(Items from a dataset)
- - -
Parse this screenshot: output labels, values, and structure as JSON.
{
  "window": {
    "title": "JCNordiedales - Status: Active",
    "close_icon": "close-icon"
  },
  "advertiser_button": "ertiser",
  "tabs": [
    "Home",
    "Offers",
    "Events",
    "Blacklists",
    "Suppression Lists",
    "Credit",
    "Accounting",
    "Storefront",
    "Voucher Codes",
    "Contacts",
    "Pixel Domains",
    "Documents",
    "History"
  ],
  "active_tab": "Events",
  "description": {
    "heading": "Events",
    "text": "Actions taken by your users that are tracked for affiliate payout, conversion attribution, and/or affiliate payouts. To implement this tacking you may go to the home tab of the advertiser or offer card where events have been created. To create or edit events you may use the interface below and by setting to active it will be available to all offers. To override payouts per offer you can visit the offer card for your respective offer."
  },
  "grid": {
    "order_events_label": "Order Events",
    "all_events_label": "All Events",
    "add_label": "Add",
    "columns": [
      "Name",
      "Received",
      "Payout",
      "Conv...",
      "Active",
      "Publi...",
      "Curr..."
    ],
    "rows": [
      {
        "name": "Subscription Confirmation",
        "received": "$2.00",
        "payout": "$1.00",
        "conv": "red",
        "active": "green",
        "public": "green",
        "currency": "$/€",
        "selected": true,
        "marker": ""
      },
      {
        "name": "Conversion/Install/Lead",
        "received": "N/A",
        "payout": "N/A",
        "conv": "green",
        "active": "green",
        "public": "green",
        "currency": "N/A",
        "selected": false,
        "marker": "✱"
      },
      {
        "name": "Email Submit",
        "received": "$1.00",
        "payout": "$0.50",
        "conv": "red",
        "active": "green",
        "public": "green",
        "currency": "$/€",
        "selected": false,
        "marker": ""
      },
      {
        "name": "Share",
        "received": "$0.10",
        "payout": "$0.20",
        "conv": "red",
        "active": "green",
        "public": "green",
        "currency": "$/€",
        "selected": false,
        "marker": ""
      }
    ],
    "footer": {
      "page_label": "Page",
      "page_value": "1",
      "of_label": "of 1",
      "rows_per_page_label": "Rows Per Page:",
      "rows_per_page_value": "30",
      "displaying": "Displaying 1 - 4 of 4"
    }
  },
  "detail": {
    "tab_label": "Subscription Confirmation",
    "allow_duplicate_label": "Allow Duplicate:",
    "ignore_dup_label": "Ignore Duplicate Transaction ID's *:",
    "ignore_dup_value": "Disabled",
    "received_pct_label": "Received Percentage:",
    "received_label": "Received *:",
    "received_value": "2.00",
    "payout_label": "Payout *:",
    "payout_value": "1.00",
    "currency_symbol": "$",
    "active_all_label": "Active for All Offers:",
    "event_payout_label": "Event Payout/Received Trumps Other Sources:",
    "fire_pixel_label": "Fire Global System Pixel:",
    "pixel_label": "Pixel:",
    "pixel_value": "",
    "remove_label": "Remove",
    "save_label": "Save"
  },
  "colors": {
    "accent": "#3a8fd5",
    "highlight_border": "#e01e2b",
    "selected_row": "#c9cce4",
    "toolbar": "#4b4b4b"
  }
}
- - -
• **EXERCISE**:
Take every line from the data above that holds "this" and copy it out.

• **ANSWER SPACE**:
Parse this screenshot: output labels, values, and structure as JSON.
    "text": "Actions taken by your users that are tracked for affiliate payout, conversion attribution, and/or affiliate payouts. To implement this tacking you may go to the home tab of the advertiser or offer card where events have been created. To create or edit events you may use the interface below and by setting to active it will be available to all offers. To override payouts per offer you can visit the offer card for your respective offer."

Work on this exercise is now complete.